by Fred Wszolek
April 23, 2012
Recently, Senator John Thune published an op-ed on the National Labor Relations Board’s (NLRB) ambush election rule and efforts in Congress to undo the regulation in advance of it taking effect on April 30th. This week, the U.S. Senate will vote on S.J. Res. 36, a joint resolution of disapproval, which under the Congressional Review Act has the weight of law once passed by a simple majority in both houses of Congress and signed by the president.
The op-ed elicited a response by John Logan, a professor at San Francisco University and regular author of op-eds in The Hill. Sufficed to say, Logan disagreed with Thune’s arguments, largely employing rhetorical points as opposed to fact-based responses as there was little to question concerning the merits of the initial op-ed.
For instance, Logan argues, “Thune begins with a standard, but unsubstantiated, GOP argument on the economic crisis: employers are reluctant to create jobs because of ‘regulatory uncertainty.’ In reality, there is no reliable evidence to suggest that regulations are costing jobs, but considerable evidence that a lack of regulation of financial markets caused the current crisis.” In fact, a United States Chamber of Commerce study last year showed that state labor regulations are costing the U.S. “more than 700,000 jobs” and that “paring back regulations that exceed federal standards would help spur 50,000 new businesses each year.” Another report done by the Small Business Administration says small businesses face an annual regulatory cost of $10,585 per employee. With all due respect to Logan, I am not certain as a college professor he has a lot of credibility arguing about the challenges employers confront when taking risks and creating jobs in the marketplace.
Next, Logan argues against the politicization of the NLRB writing, “In reality, President Eisenhower first politicized appointments to the labor board in the 1950s, and NLRB politicization reached its apex in the 1980s, when President Reagan appointed to the board Republican members who were hostile to the purpose of the law they were charged with enforcing.”
This argument fails to take into account that even former Board members, including those who have been nominated by and served in Democratic administrations have rebuked the current NLRB for its actions. Bill Gould, NLRB Chairman during Bill Clinton’s Administration, spoke out against the NLRB’s complaint against Boeing saying, “[t]he Boeing case is unprecedented … The general counsel is trying to equate an employer’s concern with strikes that disrupt production and make it difficult to make deadlines – he’s trying to equate that with hostility toward trade unionism. I don’t think that makes sense.”
Logan proceeds to argue that ambush elections will not surprise employers nor deny them the chance to inform employees during a workplace organizing campaign.
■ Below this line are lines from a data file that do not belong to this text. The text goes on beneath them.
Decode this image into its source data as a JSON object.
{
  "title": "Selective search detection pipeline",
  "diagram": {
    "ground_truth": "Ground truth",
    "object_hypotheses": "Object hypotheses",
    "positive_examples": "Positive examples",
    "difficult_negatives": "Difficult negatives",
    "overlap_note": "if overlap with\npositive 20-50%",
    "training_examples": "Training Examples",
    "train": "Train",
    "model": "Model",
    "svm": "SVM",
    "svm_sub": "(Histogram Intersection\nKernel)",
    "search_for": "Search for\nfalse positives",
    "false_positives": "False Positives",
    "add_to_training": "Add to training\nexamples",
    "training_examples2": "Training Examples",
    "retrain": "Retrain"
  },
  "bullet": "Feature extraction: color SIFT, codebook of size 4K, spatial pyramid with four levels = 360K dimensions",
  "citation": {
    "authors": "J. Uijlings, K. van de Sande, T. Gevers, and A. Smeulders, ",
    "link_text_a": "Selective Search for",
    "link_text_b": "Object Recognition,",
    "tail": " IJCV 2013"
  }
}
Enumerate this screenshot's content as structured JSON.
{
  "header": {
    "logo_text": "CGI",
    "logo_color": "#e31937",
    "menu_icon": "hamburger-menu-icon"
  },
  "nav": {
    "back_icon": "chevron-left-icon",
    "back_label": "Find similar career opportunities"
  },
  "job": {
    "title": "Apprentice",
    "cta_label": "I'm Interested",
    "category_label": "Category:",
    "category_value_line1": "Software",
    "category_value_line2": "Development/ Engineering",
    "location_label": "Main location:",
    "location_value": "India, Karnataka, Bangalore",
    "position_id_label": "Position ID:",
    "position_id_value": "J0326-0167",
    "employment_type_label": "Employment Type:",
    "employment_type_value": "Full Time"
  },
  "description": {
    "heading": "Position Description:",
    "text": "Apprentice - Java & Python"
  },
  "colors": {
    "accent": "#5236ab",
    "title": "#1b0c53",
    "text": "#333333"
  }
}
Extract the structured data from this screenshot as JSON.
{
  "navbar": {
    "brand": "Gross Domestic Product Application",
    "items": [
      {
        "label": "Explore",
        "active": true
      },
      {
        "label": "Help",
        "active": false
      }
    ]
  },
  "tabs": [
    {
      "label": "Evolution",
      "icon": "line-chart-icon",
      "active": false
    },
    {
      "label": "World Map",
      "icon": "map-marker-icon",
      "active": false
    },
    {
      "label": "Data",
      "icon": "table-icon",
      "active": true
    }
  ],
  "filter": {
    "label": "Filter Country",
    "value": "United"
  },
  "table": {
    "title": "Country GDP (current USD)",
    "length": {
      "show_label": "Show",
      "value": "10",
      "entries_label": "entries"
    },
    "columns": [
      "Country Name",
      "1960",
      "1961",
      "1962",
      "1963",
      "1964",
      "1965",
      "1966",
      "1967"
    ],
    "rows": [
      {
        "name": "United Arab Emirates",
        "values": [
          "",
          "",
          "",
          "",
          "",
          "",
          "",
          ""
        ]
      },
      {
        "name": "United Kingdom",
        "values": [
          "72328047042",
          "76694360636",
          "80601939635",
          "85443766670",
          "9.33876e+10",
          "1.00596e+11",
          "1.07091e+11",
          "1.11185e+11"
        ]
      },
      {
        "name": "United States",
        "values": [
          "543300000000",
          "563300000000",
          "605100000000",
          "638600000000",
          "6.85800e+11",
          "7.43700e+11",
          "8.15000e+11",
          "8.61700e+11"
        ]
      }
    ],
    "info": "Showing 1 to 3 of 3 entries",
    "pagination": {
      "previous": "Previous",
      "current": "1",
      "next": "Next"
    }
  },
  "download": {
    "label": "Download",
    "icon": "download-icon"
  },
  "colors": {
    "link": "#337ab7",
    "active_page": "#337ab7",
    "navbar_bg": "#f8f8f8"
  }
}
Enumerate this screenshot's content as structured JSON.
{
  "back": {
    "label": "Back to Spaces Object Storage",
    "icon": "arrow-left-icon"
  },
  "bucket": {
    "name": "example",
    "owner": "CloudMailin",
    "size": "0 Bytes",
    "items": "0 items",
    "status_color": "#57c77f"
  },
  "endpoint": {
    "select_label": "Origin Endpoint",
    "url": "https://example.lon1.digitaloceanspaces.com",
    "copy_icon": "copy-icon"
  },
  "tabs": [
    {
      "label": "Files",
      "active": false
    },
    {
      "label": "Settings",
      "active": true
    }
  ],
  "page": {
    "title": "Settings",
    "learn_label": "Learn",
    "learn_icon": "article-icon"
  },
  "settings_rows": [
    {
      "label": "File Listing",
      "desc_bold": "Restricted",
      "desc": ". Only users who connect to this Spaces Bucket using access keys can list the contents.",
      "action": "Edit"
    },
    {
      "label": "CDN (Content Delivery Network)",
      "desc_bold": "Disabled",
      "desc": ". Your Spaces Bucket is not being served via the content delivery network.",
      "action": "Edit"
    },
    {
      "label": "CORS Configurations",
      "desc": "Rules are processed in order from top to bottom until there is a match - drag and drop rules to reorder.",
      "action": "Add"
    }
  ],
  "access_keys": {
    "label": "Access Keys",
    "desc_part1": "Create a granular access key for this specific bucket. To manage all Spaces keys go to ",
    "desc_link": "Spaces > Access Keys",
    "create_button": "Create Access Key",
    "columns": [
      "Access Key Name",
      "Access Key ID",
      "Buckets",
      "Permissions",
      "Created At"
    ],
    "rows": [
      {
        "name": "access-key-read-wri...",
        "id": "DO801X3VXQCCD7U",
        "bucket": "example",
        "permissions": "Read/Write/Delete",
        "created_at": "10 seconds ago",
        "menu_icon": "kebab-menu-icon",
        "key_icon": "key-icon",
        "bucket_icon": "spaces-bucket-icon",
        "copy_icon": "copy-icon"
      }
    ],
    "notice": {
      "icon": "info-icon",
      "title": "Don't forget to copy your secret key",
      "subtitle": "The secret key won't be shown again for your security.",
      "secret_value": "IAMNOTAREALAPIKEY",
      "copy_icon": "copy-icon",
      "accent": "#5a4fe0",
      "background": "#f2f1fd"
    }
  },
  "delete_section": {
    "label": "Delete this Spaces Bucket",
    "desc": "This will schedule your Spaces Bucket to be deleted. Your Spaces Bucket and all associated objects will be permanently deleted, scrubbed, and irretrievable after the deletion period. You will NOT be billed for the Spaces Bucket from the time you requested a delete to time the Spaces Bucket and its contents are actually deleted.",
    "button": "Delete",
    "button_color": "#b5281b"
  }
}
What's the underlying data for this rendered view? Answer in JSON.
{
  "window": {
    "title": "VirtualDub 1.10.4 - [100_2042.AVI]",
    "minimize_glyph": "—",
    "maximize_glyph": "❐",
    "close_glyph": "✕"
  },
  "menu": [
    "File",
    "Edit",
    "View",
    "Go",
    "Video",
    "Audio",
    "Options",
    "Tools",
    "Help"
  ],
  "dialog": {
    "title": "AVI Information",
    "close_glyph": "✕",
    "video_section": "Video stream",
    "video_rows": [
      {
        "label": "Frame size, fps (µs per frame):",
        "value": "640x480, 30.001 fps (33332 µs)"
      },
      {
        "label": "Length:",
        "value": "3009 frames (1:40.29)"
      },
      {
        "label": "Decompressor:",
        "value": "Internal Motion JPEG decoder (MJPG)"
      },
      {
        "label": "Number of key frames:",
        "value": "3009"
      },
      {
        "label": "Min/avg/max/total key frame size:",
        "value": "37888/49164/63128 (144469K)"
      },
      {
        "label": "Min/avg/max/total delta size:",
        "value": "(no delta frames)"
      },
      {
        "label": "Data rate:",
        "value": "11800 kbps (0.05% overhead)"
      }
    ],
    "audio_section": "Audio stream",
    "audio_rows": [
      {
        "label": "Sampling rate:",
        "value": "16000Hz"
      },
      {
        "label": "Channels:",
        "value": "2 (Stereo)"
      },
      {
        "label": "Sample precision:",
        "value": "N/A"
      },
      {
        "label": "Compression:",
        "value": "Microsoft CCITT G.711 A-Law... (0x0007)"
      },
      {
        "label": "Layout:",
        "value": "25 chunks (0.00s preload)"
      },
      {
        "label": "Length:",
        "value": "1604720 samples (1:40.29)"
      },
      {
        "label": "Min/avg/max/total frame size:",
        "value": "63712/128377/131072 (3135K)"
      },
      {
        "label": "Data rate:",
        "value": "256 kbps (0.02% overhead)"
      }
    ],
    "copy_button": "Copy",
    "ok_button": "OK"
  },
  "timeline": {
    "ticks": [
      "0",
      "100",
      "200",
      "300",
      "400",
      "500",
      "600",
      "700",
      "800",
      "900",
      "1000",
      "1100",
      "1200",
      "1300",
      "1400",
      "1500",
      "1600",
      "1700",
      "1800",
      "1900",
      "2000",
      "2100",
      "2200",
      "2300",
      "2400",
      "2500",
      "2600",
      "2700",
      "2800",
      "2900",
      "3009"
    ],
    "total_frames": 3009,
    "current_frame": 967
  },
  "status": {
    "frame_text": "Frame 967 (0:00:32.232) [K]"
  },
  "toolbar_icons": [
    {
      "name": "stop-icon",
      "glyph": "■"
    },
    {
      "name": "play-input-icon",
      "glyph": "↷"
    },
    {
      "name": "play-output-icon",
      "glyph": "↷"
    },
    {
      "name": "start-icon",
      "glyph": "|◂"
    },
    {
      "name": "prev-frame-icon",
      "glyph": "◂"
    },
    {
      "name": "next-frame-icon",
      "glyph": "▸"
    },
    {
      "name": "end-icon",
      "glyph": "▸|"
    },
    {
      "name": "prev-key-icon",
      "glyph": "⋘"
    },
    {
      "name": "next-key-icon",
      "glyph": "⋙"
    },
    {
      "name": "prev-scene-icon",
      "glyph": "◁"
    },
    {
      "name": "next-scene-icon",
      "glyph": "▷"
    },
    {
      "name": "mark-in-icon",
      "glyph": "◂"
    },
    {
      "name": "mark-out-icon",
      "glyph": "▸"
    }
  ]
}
Here is where Logan’s argument completely falls apart. The NLRB’s own data disproves the need for these reckless, expedited elections. In its annual report, the board shows union elections typically only take 38 days, below the agency’s goal of 42. Going further, 92 percent of workplace elections take less than 56 days. This leads one to ask, what is the need for the rule to begin with?
Lastly, Logan argues against the benefit of the ambush election rule to union bosses, but once again, his opinion butts up against reality. In fact, it was Big Labor who stated they expected “payback” for supporting President Obama in the 2008 election and it was union bosses who argued they would use “administrative action” to secure elements of the Employee ‘Forced’ Choice Act if the legislative branch failed to pass the bill, which is what occurred when both Republicans and Democrats opposed it.
Facts can sometimes be inconvenient things, particularly when an argument is largely devoid of them. The truth is that labor’s finances are in deep trouble, which was demonstrated recently in a Credit Suisse report showing union pension programs were nearly $370 billion dollars in the red. Big Labor bosses are desperate to augment the number of union members and since so few people are freely choosing to join organized labor in private sector workplaces, they are intent on using their friends in government to force workers into unions, whether they want to join or not.
This is the whole purpose of the ambush election rule and the reason Congress is working to put a stop to it. In retrospect, Logan’s op-ed demonstrates why any Member of Congress who considers themselves a friend of employees and employers will take a stand in their favor and reject a rule put in place by unelected bureaucrats that rushes workers into making uninformed decisions on an issue critically important to their livelihoods and makes a mockery of secret ballot elections.
Business owners are struggling to survive during a very challenging economic time period and requiring them to waste precious resources to make a fair case against paid and professional union organizers will not help our economy recover or create jobs. And you don’t need a Ph.D. to figure that out.